> **ABOUT THIS EXERCISE**:
Your job is to retype all of the data word for word, leaving every image out.

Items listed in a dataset

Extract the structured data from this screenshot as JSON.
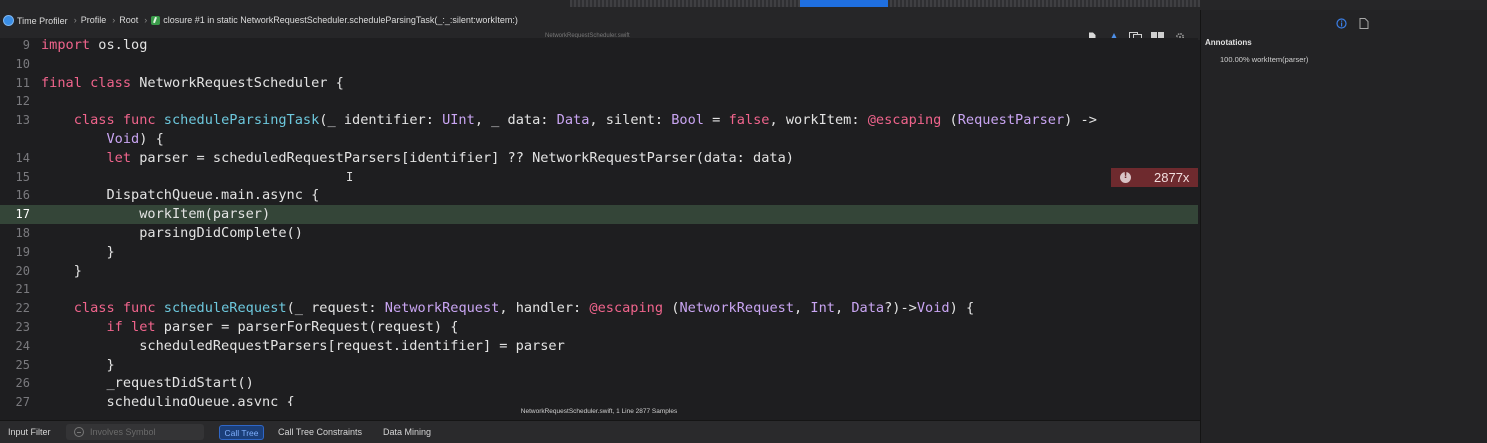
{
  "breadcrumbs": {
    "app": "Time Profiler",
    "profile": "Profile",
    "root": "Root",
    "closure": "closure #1 in static NetworkRequestScheduler.scheduleParsingTask(_:_:silent:workItem:)"
  },
  "editor": {
    "file_title": "NetworkRequestScheduler.swift",
    "status": "NetworkRequestScheduler.swift, 1 Line 2877 Samples",
    "sample_badge": "2877x",
    "lines": [
      {
        "num": "9",
        "code": "import os.log"
      },
      {
        "num": "10",
        "code": ""
      },
      {
        "num": "11",
        "code": "final class NetworkRequestScheduler {"
      },
      {
        "num": "12",
        "code": ""
      },
      {
        "num": "13",
        "code": "    class func scheduleParsingTask(_ identifier: UInt, _ data: Data, silent: Bool = false, workItem: @escaping (RequestParser) ->"
      },
      {
        "num": "",
        "code": "        Void) {"
      },
      {
        "num": "14",
        "code": "        let parser = scheduledRequestParsers[identifier] ?? NetworkRequestParser(data: data)"
      },
      {
        "num": "15",
        "code": ""
      },
      {
        "num": "16",
        "code": "        DispatchQueue.main.async {"
      },
      {
        "num": "17",
        "code": "            workItem(parser)"
      },
      {
        "num": "18",
        "code": "            parsingDidComplete()"
      },
      {
        "num": "19",
        "code": "        }"
      },
      {
        "num": "20",
        "code": "    }"
      },
      {
        "num": "21",
        "code": ""
      },
      {
        "num": "22",
        "code": "    class func scheduleRequest(_ request: NetworkRequest, handler: @escaping (NetworkRequest, Int, Data?)->Void) {"
      },
      {
        "num": "23",
        "code": "        if let parser = parserForRequest(request) {"
      },
      {
        "num": "24",
        "code": "            scheduledRequestParsers[request.identifier] = parser"
      },
      {
        "num": "25",
        "code": "        }"
      },
      {
        "num": "26",
        "code": "        _requestDidStart()"
      },
      {
        "num": "27",
        "code": "        schedulingQueue.async {"
      }
    ]
  },
  "annotations": {
    "title": "Annotations",
    "item": "100.00% workItem(parser)"
  },
  "bottom": {
    "input_filter": "Input Filter",
    "filter_placeholder": "Involves Symbol",
    "call_tree": "Call Tree",
    "call_tree_constraints": "Call Tree Constraints",
    "data_mining": "Data Mining"
  },
  "colors": {
    "accent": "#1f6fe0",
    "keyword": "#f0648c",
    "type": "#c9a5f2",
    "function": "#6dc8dd",
    "highlight_row": "#344538",
    "sample_badge": "#6e2a2e"
  }
}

> **REPLY**:
Extract the structured data from this screenshot as JSON.
{
  "breadcrumbs": {
    "app": "Time Profiler",
    "profile": "Profile",
    "root": "Root",
    "closure": "closure #1 in static NetworkRequestScheduler.scheduleParsingTask(_:_:silent:workItem:)"
  },
  "editor": {
    "file_title": "NetworkRequestScheduler.swift",
    "status": "NetworkRequestScheduler.swift, 1 Line 2877 Samples",
    "sample_badge": "2877x",
    "lines": [
      {
        "num": "9",
        "code": "import os.log"
      },
      {
        "num": "10",
        "code": ""
      },
      {
        "num": "11",
        "code": "final class NetworkRequestScheduler {"
      },
      {
        "num": "12",
        "code": ""
      },
      {
        "num": "13",
        "code": "    class func scheduleParsingTask(_ identifier: UInt, _ data: Data, silent: Bool = false, workItem: @escaping (RequestParser) ->"
      },
      {
        "num": "",
        "code": "        Void) {"
      },
      {
        "num": "14",
        "code": "        let parser = scheduledRequestParsers[identifier] ?? NetworkRequestParser(data: data)"
      },
      {
        "num": "15",
        "code": ""
      },
      {
        "num": "16",
        "code": "        DispatchQueue.main.async {"
      },
      {
        "num": "17",
        "code": "            workItem(parser)"
      },
      {
        "num": "18",
        "code": "            parsingDidComplete()"
      },
      {
        "num": "19",
        "code": "        }"
      },
      {
        "num": "20",
        "code": "    }"
      },
      {
        "num": "21",
        "code": ""
      },
      {
        "num": "22",
        "code": "    class func scheduleRequest(_ request: NetworkRequest, handler: @escaping (NetworkRequest, Int, Data?)->Void) {"
      },
      {
        "num": "23",
        "code": "        if let parser = parserForRequest(request) {"
      },
      {
        "num": "24",
        "code": "            scheduledRequestParsers[request.identifier] = parser"
      },
      {
        "num": "25",
        "code": "        }"
      },
      {
        "num": "26",
        "code": "        _requestDidStart()"
      },
      {
        "num": "27",
        "code": "        schedulingQueue.async {"
      }
    ]
  },
  "annotations": {
    "title": "Annotations",
    "item": "100.00% workItem(parser)"
  },
  "bottom": {
    "input_filter": "Input Filter",
    "filter_placeholder": "Involves Symbol",
    "call_tree": "Call Tree",
    "call_tree_constraints": "Call Tree Constraints",
    "data_mining": "Data Mining"
  },
  "colors": {
    "accent": "#1f6fe0",
    "keyword": "#f0648c",
    "type": "#c9a5f2",
    "function": "#6dc8dd",
    "highlight_row": "#344538",
    "sample_badge": "#6e2a2e"
  }
}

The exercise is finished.